Colin Kaepernick is back in the headlines this week after GQ named him their “Citizen of the Year” for his sideline protests that have sparked a national debate. The former 49ers QB was GQ’s choice for “Citizen of the Year” because, according to their article announcing the decision, they are “Celebrating the man who became a movement.”
Apparently, GQ believes that the best way to be a great American is to disrespect the symbols of our country, and impugn the legacy of those who have given their lives for our freedom. Such a decision by GQ rightly has Americans reeling over the magazine’s definition of good citizenship.
It remains somewhat unclear to me why Colin Kaepernick began taking a knee during the National Anthem while in the NFL. His own statements have, at times, seemed contradictory, ranging from a peaceful protest of “police brutality” to protesting the inherent racism that Kaepernick claims is embedded in the National Anthem itself.

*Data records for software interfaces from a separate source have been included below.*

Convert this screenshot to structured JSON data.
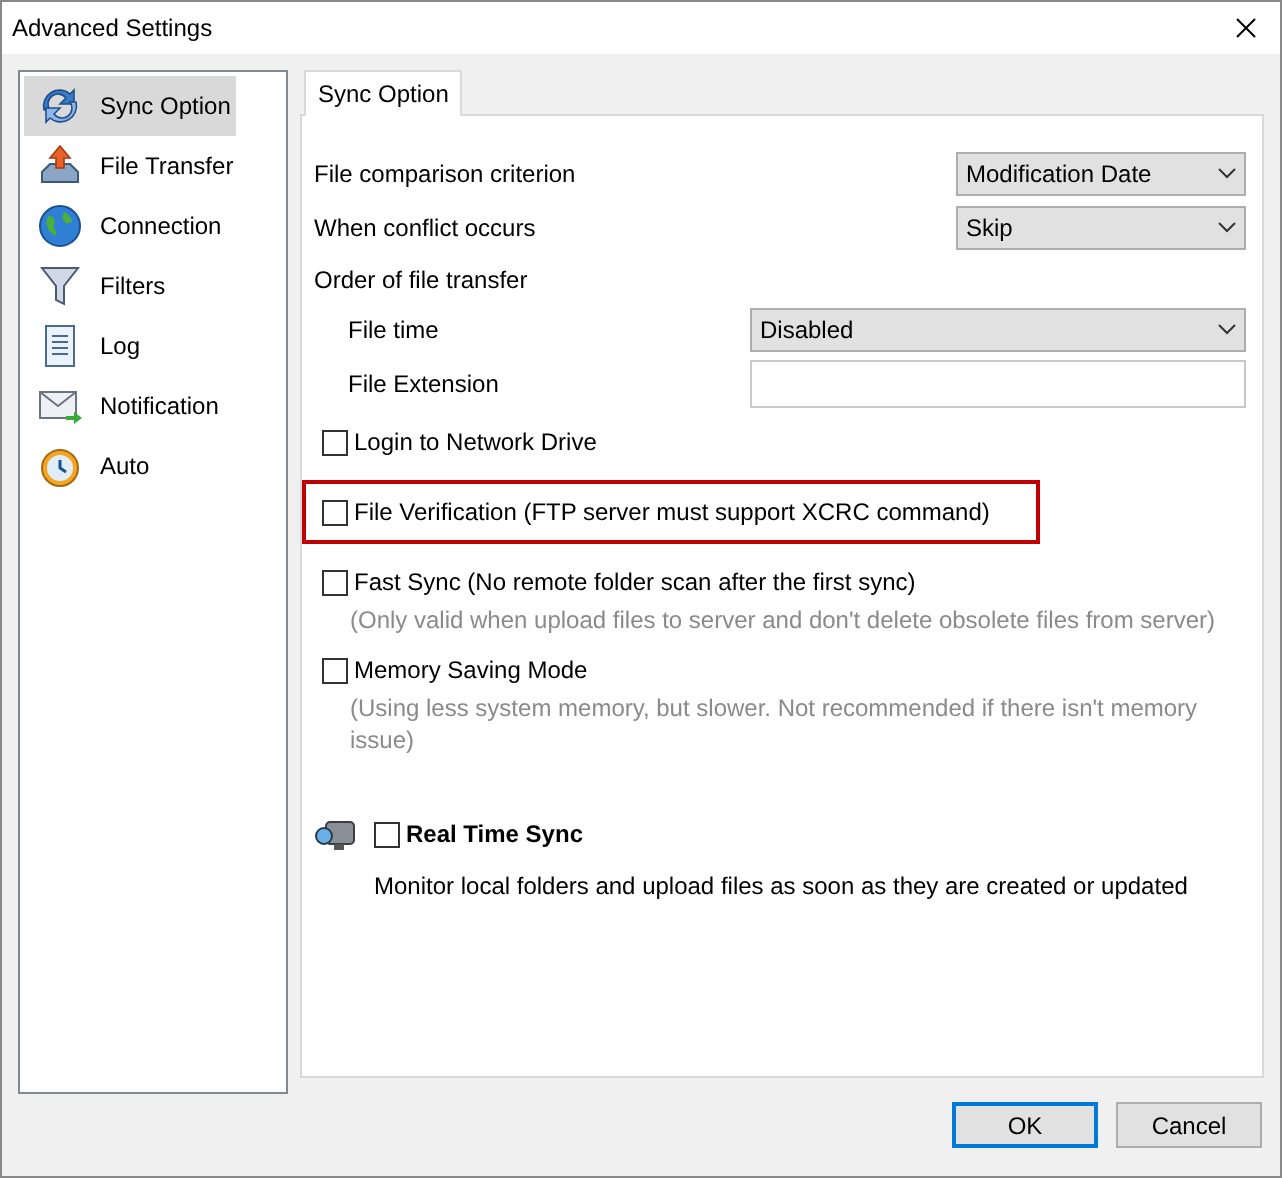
{
  "window": {
    "title": "Advanced Settings"
  },
  "sidebar": {
    "items": [
      {
        "label": "Sync Option",
        "selected": true,
        "kind": "sync"
      },
      {
        "label": "File Transfer",
        "selected": false,
        "kind": "transfer"
      },
      {
        "label": "Connection",
        "selected": false,
        "kind": "globe"
      },
      {
        "label": "Filters",
        "selected": false,
        "kind": "funnel"
      },
      {
        "label": "Log",
        "selected": false,
        "kind": "log"
      },
      {
        "label": "Notification",
        "selected": false,
        "kind": "mail"
      },
      {
        "label": "Auto",
        "selected": false,
        "kind": "clock"
      }
    ]
  },
  "tabs": [
    {
      "label": "Sync Option",
      "selected": true
    }
  ],
  "settings": [
    {
      "kind": "select",
      "label": "File comparison criterion",
      "value": "Modification Date"
    },
    {
      "kind": "select",
      "label": "When conflict occurs",
      "value": "Skip"
    },
    {
      "kind": "group",
      "label": "Order of file transfer",
      "children": [
        {
          "kind": "select",
          "label": "File time",
          "value": "Disabled"
        },
        {
          "kind": "text",
          "label": "File Extension"
        }
      ]
    }
  ],
  "options": [
    {
      "label": "Login to Network Drive",
      "checked": false,
      "highlighted": false
    },
    {
      "label": "File Verification (FTP server must support XCRC command)",
      "checked": false,
      "highlighted": true
    },
    {
      "label": "Fast Sync (No remote folder scan after the first sync)",
      "checked": false,
      "highlighted": false,
      "note": "(Only valid when upload files to server and don't delete obsolete files from server)"
    },
    {
      "label": "Memory Saving Mode",
      "checked": false,
      "highlighted": false,
      "note": "(Using less system memory, but slower. Not recommended if there isn't memory issue)"
    }
  ],
  "real_time_sync": {
    "label": "Real Time Sync",
    "checked": false,
    "description": "Monitor local folders and upload files as soon as they are created or updated"
  },
  "buttons": [
    {
      "label": "OK",
      "default": true
    },
    {
      "label": "Cancel",
      "default": false
    }
  ]
}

If Kaepernick wanted to raise awareness of police tactics and the relationship between law enforcement agencies and the communities that they serve, most Americans, myself included, would welcome the conversation. Clearly, there are issues related to some law enforcement officers and their relationship to the communities that they serve, and those issues ought to be addressed.
The need for constructive dialogue does not, however, justify disrespecting the symbols of American freedom and those who have fought to protect them.
When I think about NFL players who deserve the title of “Citizen of the Year,” I can’t help but remember American hero Pat Tillman. Tillman was the first professional football player killed in combat since 1970 during the height of the Vietnam War. Following the September 11th, 2001 terrorist attacks, Tillman left the NFL to join the military, where he lost his life during Operation Enduring Freedom in Afghanistan in 2003. When I think about heroes, I think less about Colin Kaepernick and more about Pat Tillman.
The First Amendment to our noble Constitution guarantees free speech to each of our citizens, and I respect that right even if I disagree with what is being spoken. Mr. Kaepernick has the right to do what he did with regard to our Flag and Anthem, but the American people have the same right to reject his statements as disrespectful to people like Pat Tillman who have paid the ultimate price for football games to take place in freedom and safety on Sundays.
I am 100% on board with discussing how we can improve the relationship between our law enforcement agencies and the communities that they serve, but that conversation can be fostered without disrespecting the nation we are trying to improve.
As an American patriot who bows before God and stands for the Flag, I do not agree with GQ’s decision to confer the title of “Citizen of the Year” on Colin Kaepernick.